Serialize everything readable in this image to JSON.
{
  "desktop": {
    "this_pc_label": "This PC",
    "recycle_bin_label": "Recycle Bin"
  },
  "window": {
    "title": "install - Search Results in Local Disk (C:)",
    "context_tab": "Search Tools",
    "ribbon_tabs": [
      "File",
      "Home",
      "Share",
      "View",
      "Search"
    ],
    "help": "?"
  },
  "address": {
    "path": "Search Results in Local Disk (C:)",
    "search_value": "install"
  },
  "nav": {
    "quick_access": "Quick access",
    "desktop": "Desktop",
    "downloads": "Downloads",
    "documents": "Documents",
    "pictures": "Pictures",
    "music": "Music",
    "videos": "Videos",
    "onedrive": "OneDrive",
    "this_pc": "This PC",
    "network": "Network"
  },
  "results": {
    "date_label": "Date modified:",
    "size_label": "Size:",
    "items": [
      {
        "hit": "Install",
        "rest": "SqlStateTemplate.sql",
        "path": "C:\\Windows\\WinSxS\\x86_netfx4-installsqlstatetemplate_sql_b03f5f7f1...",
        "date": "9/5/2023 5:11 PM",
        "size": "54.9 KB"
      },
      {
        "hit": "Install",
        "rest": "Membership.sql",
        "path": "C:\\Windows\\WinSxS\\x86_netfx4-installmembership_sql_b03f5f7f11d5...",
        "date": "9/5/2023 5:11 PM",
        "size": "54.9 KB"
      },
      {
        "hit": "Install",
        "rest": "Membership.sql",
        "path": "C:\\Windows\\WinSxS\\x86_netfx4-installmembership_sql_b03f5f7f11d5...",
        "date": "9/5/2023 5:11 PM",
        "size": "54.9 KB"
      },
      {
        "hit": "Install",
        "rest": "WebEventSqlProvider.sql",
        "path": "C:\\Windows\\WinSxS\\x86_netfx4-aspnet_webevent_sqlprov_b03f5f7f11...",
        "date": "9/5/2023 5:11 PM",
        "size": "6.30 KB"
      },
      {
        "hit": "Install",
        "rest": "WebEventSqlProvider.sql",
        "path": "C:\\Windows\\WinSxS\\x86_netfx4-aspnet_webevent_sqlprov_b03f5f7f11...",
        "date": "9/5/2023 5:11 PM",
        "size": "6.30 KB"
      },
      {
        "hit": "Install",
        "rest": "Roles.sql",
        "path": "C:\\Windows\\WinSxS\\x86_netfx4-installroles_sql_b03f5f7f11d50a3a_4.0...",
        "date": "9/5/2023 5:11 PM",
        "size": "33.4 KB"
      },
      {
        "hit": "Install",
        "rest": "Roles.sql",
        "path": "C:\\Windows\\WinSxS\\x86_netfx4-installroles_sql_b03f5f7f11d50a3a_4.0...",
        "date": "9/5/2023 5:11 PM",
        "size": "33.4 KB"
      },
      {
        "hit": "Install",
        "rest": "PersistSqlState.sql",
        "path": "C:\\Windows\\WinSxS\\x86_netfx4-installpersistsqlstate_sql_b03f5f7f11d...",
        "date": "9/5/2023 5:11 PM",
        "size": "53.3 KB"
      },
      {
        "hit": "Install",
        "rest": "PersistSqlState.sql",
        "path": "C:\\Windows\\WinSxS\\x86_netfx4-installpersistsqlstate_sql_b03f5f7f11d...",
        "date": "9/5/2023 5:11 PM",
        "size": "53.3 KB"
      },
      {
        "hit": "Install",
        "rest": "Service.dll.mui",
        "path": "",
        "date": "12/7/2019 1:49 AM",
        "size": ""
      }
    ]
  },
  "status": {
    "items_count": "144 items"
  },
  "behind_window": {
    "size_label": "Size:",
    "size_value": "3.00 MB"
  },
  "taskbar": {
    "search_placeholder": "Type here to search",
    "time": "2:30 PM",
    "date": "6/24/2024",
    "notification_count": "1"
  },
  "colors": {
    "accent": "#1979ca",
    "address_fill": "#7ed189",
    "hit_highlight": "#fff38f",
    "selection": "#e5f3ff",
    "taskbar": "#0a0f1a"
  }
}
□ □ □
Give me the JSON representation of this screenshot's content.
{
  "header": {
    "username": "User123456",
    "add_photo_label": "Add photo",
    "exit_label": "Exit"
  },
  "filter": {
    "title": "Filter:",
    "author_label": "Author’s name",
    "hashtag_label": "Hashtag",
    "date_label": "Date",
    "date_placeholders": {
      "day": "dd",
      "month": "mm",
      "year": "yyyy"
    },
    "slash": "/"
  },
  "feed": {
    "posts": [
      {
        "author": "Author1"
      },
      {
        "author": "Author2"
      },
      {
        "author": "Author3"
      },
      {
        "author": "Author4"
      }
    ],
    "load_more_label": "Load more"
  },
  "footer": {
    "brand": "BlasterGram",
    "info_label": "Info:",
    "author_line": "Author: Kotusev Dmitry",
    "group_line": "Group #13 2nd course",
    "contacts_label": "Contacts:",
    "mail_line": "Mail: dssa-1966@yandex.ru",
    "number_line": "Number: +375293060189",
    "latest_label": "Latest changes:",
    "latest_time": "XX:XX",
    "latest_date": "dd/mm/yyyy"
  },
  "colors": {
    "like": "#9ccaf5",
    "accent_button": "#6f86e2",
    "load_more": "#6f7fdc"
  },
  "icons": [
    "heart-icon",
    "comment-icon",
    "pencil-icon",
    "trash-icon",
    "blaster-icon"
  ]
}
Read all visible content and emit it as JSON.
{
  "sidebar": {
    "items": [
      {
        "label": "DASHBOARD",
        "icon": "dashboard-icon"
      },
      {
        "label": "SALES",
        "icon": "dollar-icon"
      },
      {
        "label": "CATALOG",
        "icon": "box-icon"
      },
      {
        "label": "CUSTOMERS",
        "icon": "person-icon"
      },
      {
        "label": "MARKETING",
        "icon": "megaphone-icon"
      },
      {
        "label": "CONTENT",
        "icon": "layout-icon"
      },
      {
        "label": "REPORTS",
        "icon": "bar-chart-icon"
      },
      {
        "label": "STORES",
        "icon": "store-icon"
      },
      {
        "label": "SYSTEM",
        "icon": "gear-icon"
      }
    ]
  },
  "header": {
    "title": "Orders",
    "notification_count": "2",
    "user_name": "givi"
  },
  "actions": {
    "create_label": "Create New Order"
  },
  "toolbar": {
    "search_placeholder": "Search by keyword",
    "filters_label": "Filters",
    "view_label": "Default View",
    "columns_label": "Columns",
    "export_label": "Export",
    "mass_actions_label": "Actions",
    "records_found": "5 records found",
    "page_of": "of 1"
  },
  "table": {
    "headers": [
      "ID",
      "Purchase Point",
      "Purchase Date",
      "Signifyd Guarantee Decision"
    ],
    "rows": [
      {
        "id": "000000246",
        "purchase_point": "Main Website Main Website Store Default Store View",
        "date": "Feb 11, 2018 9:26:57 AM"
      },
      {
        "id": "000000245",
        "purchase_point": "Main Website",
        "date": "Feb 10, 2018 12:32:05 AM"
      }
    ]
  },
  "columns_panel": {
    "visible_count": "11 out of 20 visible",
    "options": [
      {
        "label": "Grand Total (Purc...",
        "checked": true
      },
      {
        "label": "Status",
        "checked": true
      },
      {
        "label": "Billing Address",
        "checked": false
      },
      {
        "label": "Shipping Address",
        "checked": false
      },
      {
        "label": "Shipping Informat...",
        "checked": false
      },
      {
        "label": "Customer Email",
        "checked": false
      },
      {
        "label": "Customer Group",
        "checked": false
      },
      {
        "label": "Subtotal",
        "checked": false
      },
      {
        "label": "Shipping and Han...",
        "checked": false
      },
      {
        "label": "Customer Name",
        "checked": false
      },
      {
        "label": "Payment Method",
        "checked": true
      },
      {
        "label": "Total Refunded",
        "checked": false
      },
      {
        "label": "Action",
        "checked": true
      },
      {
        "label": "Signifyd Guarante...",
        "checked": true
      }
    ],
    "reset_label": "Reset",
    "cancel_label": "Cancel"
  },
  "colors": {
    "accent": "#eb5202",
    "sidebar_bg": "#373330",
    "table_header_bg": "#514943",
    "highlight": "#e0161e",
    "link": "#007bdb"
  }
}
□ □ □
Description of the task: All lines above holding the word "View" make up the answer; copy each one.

Finished exercise:
      "View",
    "view_label": "Default View",
        "purchase_point": "Main Website Main Website Store Default Store View",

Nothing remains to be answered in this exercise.